  • Duty 8 Work with internal and external partner agencies to ensure an effective response to incidents.
  • Duty 9 Participate in continuing professional development.
  • Duty 10 Uphold organisational values and ethical standards and frameworks.

Career progression

According to RandStad, becoming a call handler is the first step into a career in ambulance and emergency services. You have plenty of growth opportunities. From a call handler role, you can become an emergency medical dispatcher or a team leader for call handlers and dispatchers. If you want to progress to leadership roles, you can become a duty manager or line manager responsible for call centre operations in emergency services. If you are a 111 NHS call handler, your career progression will be providing health advice. For instance, you can become a service adviser or health adviser who helps patients access appropriate care and the best hospitals for their needs.

Assessment methods:

Observation of live contacts and pre-recorded contacts with questions

You will be observed by an independent assessor dealing with emergency and non-emergency calls. This will last 75 minutes and be in your normal place of work, they will ask you at least 2 questions on technology. The independent assessor will also listen to 5 pre-recorded calls which you have selected prior to end-point assessment after which they will ask you at least 5 questions on communication.

Professional discussion underpinned by a portfolio of evidence

You will have a professional professional discussion with an independent assessor. It will last 75 minutes. They will ask you at least 14 questions. The questions will be about certain aspects of your occupation. You need to compile a portfolio of evidence before the EPA gateway. You can use it to help answer the questions. 

The EPAO will confirm where and when each assessment method will take place.

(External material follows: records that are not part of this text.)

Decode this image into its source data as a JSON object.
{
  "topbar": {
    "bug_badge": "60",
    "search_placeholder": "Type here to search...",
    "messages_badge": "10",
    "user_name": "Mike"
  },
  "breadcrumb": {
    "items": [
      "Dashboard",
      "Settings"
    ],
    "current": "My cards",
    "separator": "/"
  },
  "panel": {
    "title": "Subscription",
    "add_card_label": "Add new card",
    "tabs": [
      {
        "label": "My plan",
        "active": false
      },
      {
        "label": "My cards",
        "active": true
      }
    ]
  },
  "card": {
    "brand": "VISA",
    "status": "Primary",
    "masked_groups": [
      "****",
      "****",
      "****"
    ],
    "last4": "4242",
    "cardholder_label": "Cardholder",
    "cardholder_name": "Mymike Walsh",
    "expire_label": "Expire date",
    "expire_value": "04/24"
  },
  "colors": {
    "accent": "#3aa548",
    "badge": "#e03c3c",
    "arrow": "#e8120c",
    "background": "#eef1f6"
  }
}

Does this sound like the apprenticeship and career choice for you? Apply today!

Alternatively, check out some of our other apprenticeships that may pique your interests.